Data extracted from a collection:
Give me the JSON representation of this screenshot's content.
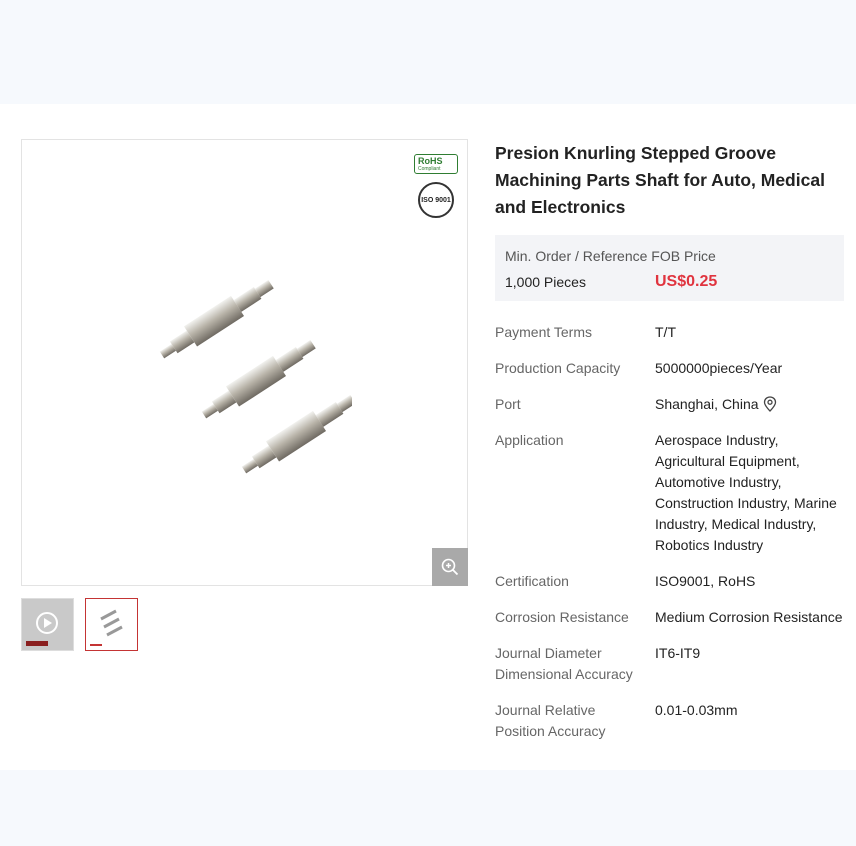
{
  "product": {
    "title": "Presion Knurling Stepped Groove Machining Parts Shaft for Auto, Medical and Electronics"
  },
  "badges": {
    "rohs": "RoHS",
    "rohs_sub": "Compliant",
    "iso": "ISO 9001"
  },
  "price": {
    "header": "Min. Order / Reference FOB Price",
    "moq": "1,000 Pieces",
    "value": "US$0.25"
  },
  "attributes": [
    {
      "key": "Payment Terms",
      "value": "T/T"
    },
    {
      "key": "Production Capacity",
      "value": "5000000pieces/Year"
    },
    {
      "key": "Port",
      "value": "Shanghai, China"
    },
    {
      "key": "Application",
      "value": "Aerospace Industry, Agricultural Equipment, Automotive Industry, Construction Industry, Marine Industry, Medical Industry, Robotics Industry"
    },
    {
      "key": "Certification",
      "value": "ISO9001, RoHS"
    },
    {
      "key": "Corrosion Resistance",
      "value": "Medium Corrosion Resistance"
    },
    {
      "key": "Journal Diameter Dimensional Accuracy",
      "value": "IT6-IT9"
    },
    {
      "key": "Journal Relative Position Accuracy",
      "value": "0.01-0.03mm"
    }
  ],
  "colors": {
    "price": "#e0343f",
    "thumb_active_border": "#c43434",
    "page_bg": "#f6f9fd"
  },
  "icons": [
    "zoom-in-icon",
    "location-pin-icon",
    "play-icon"
  ]
}
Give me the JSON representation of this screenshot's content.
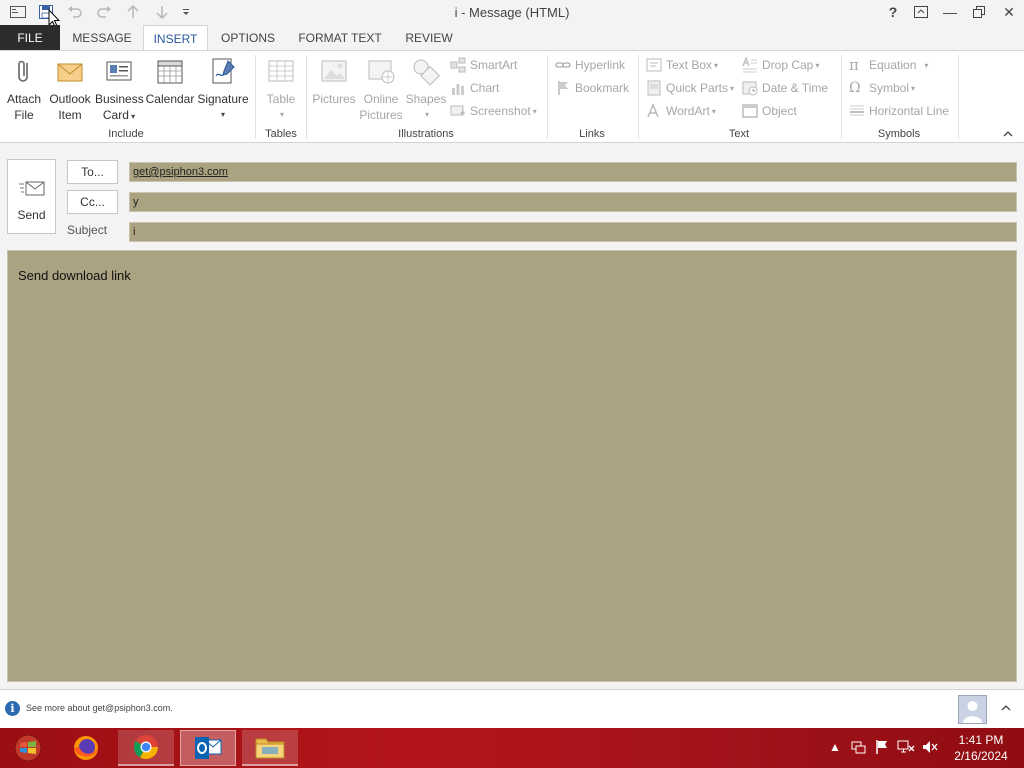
{
  "window": {
    "title": "i - Message (HTML)",
    "help": "?",
    "minimize": "—",
    "close": "✕"
  },
  "tabs": [
    {
      "label": "FILE"
    },
    {
      "label": "MESSAGE"
    },
    {
      "label": "INSERT"
    },
    {
      "label": "OPTIONS"
    },
    {
      "label": "FORMAT TEXT"
    },
    {
      "label": "REVIEW"
    }
  ],
  "ribbon": {
    "include": {
      "label": "Include",
      "attach_file": [
        "Attach",
        "File"
      ],
      "outlook_item": [
        "Outlook",
        "Item"
      ],
      "business_card": [
        "Business",
        "Card"
      ],
      "calendar": "Calendar",
      "signature": "Signature"
    },
    "tables": {
      "label": "Tables",
      "table": "Table"
    },
    "illustrations": {
      "label": "Illustrations",
      "pictures": "Pictures",
      "online_pictures": [
        "Online",
        "Pictures"
      ],
      "shapes": "Shapes",
      "smartart": "SmartArt",
      "chart": "Chart",
      "screenshot": "Screenshot"
    },
    "links": {
      "label": "Links",
      "hyperlink": "Hyperlink",
      "bookmark": "Bookmark"
    },
    "text": {
      "label": "Text",
      "text_box": "Text Box",
      "quick_parts": "Quick Parts",
      "wordart": "WordArt",
      "drop_cap": "Drop Cap",
      "date_time": "Date & Time",
      "object": "Object"
    },
    "symbols": {
      "label": "Symbols",
      "equation": "Equation",
      "symbol": "Symbol",
      "horizontal_line": "Horizontal Line"
    }
  },
  "compose": {
    "send": "Send",
    "to_button": "To...",
    "cc_button": "Cc...",
    "subject_label": "Subject",
    "to_value": "get@psiphon3.com",
    "cc_value": "y",
    "subject_value": "i",
    "body": "Send download link"
  },
  "people_pane": {
    "info_icon_glyph": "i",
    "info_text": "See more about get@psiphon3.com."
  },
  "taskbar": {
    "apps": [
      "start-orb",
      "firefox",
      "chrome",
      "outlook",
      "file-explorer"
    ],
    "time": "1:41 PM",
    "date": "2/16/2024"
  },
  "colors": {
    "field_bg": "#aaa281",
    "accent": "#2b579a",
    "taskbar": "#a3121a"
  }
}
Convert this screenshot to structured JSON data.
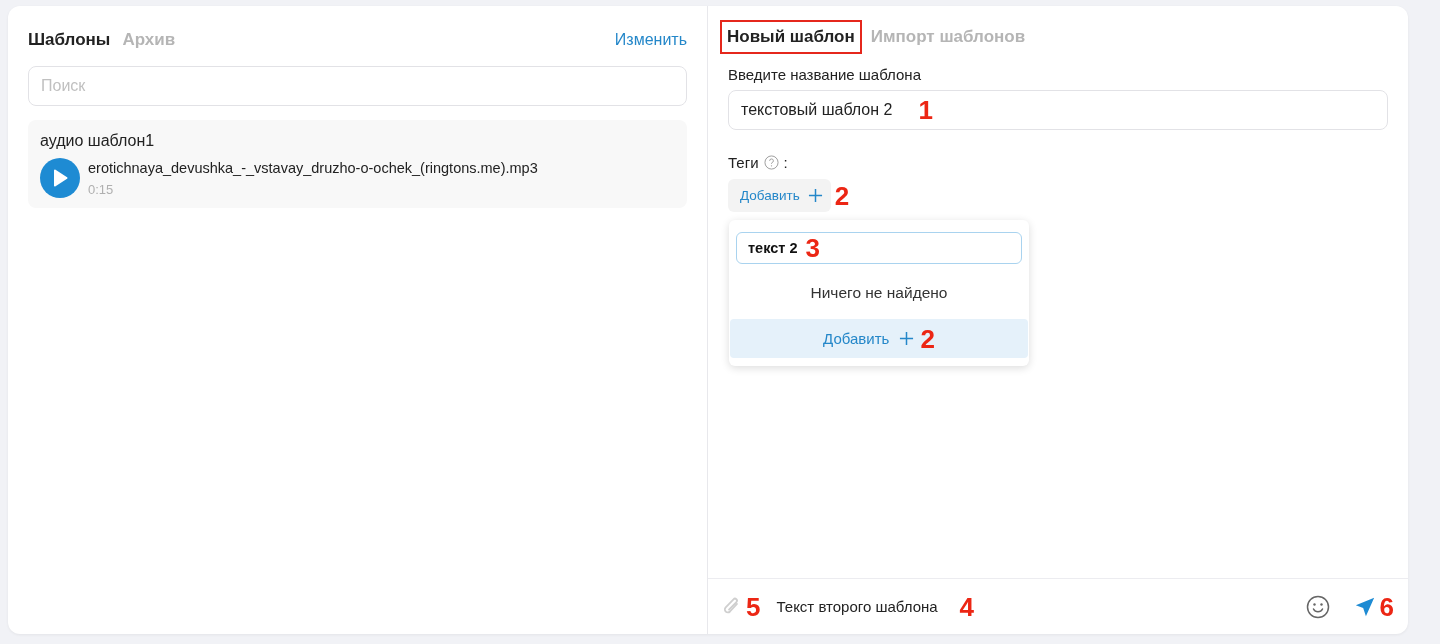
{
  "left_panel": {
    "tabs": [
      {
        "label": "Шаблоны",
        "selected": true
      },
      {
        "label": "Архив",
        "selected": false
      }
    ],
    "edit_link": "Изменить",
    "search": {
      "placeholder": "Поиск"
    },
    "templates": [
      {
        "kind": "audio",
        "title": "аудио шаблон1",
        "file_name": "erotichnaya_devushka_-_vstavay_druzho-o-ochek_(ringtons.me).mp3",
        "duration": "0:15"
      }
    ]
  },
  "right_panel": {
    "tabs": [
      {
        "label": "Новый шаблон",
        "selected": true,
        "highlighted": true
      },
      {
        "label": "Импорт шаблонов",
        "selected": false,
        "highlighted": false
      }
    ],
    "name_field": {
      "label": "Введите название шаблона",
      "value": "текстовый шаблон 2",
      "marker": "1"
    },
    "tags": {
      "label": "Теги",
      "separator": ":",
      "add_button": {
        "label": "Добавить",
        "marker": "2"
      },
      "dropdown": {
        "search_value": "текст 2",
        "search_marker": "3",
        "empty_text": "Ничего не найдено",
        "add_option": {
          "label": "Добавить",
          "marker": "2"
        }
      }
    },
    "composer": {
      "value": "Текст второго шаблона",
      "value_marker": "4",
      "attach_marker": "5",
      "send_marker": "6"
    }
  }
}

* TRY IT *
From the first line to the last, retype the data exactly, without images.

* ANSWER BOX *
Give me the JSON representation of this screenshot's content.
{
  "product": {
    "title": "Presion Knurling Stepped Groove Machining Parts Shaft for Auto, Medical and Electronics"
  },
  "badges": {
    "rohs": "RoHS",
    "rohs_sub": "Compliant",
    "iso": "ISO 9001"
  },
  "price": {
    "header": "Min. Order / Reference FOB Price",
    "moq": "1,000 Pieces",
    "value": "US$0.25"
  },
  "attributes": [
    {
      "key": "Payment Terms",
      "value": "T/T"
    },
    {
      "key": "Production Capacity",
      "value": "5000000pieces/Year"
    },
    {
      "key": "Port",
      "value": "Shanghai, China"
    },
    {
      "key": "Application",
      "value": "Aerospace Industry, Agricultural Equipment, Automotive Industry, Construction Industry, Marine Industry, Medical Industry, Robotics Industry"
    },
    {
      "key": "Certification",
      "value": "ISO9001, RoHS"
    },
    {
      "key": "Corrosion Resistance",
      "value": "Medium Corrosion Resistance"
    },
    {
      "key": "Journal Diameter Dimensional Accuracy",
      "value": "IT6-IT9"
    },
    {
      "key": "Journal Relative Position Accuracy",
      "value": "0.01-0.03mm"
    }
  ],
  "colors": {
    "price": "#e0343f",
    "thumb_active_border": "#c43434",
    "page_bg": "#f6f9fd"
  },
  "icons": [
    "zoom-in-icon",
    "location-pin-icon",
    "play-icon"
  ]
}
Give me the JSON representation of this screenshot's content.
{
  "window": {
    "title": "i - Message (HTML)",
    "help": "?",
    "minimize": "—",
    "close": "✕"
  },
  "tabs": [
    {
      "label": "FILE"
    },
    {
      "label": "MESSAGE"
    },
    {
      "label": "INSERT"
    },
    {
      "label": "OPTIONS"
    },
    {
      "label": "FORMAT TEXT"
    },
    {
      "label": "REVIEW"
    }
  ],
  "ribbon": {
    "include": {
      "label": "Include",
      "attach_file": [
        "Attach",
        "File"
      ],
      "outlook_item": [
        "Outlook",
        "Item"
      ],
      "business_card": [
        "Business",
        "Card"
      ],
      "calendar": "Calendar",
      "signature": "Signature"
    },
    "tables": {
      "label": "Tables",
      "table": "Table"
    },
    "illustrations": {
      "label": "Illustrations",
      "pictures": "Pictures",
      "online_pictures": [
        "Online",
        "Pictures"
      ],
      "shapes": "Shapes",
      "smartart": "SmartArt",
      "chart": "Chart",
      "screenshot": "Screenshot"
    },
    "links": {
      "label": "Links",
      "hyperlink": "Hyperlink",
      "bookmark": "Bookmark"
    },
    "text": {
      "label": "Text",
      "text_box": "Text Box",
      "quick_parts": "Quick Parts",
      "wordart": "WordArt",
      "drop_cap": "Drop Cap",
      "date_time": "Date & Time",
      "object": "Object"
    },
    "symbols": {
      "label": "Symbols",
      "equation": "Equation",
      "symbol": "Symbol",
      "horizontal_line": "Horizontal Line"
    }
  },
  "compose": {
    "send": "Send",
    "to_button": "To...",
    "cc_button": "Cc...",
    "subject_label": "Subject",
    "to_value": "get@psiphon3.com",
    "cc_value": "y",
    "subject_value": "i",
    "body": "Send download link"
  },
  "people_pane": {
    "info_icon_glyph": "i",
    "info_text": "See more about get@psiphon3.com."
  },
  "taskbar": {
    "apps": [
      "start-orb",
      "firefox",
      "chrome",
      "outlook",
      "file-explorer"
    ],
    "time": "1:41 PM",
    "date": "2/16/2024"
  },
  "colors": {
    "field_bg": "#aaa281",
    "accent": "#2b579a",
    "taskbar": "#a3121a"
  }
}
Convert this screenshot to structured JSON data.
{
  "left_panel": {
    "tabs": [
      {
        "label": "Шаблоны",
        "selected": true
      },
      {
        "label": "Архив",
        "selected": false
      }
    ],
    "edit_link": "Изменить",
    "search": {
      "placeholder": "Поиск"
    },
    "templates": [
      {
        "kind": "audio",
        "title": "аудио шаблон1",
        "file_name": "erotichnaya_devushka_-_vstavay_druzho-o-ochek_(ringtons.me).mp3",
        "duration": "0:15"
      }
    ]
  },
  "right_panel": {
    "tabs": [
      {
        "label": "Новый шаблон",
        "selected": true,
        "highlighted": true
      },
      {
        "label": "Импорт шаблонов",
        "selected": false,
        "highlighted": false
      }
    ],
    "name_field": {
      "label": "Введите название шаблона",
      "value": "текстовый шаблон 2",
      "marker": "1"
    },
    "tags": {
      "label": "Теги",
      "separator": ":",
      "add_button": {
        "label": "Добавить",
        "marker": "2"
      },
      "dropdown": {
        "search_value": "текст 2",
        "search_marker": "3",
        "empty_text": "Ничего не найдено",
        "add_option": {
          "label": "Добавить",
          "marker": "2"
        }
      }
    },
    "composer": {
      "value": "Текст второго шаблона",
      "value_marker": "4",
      "attach_marker": "5",
      "send_marker": "6"
    }
  }
}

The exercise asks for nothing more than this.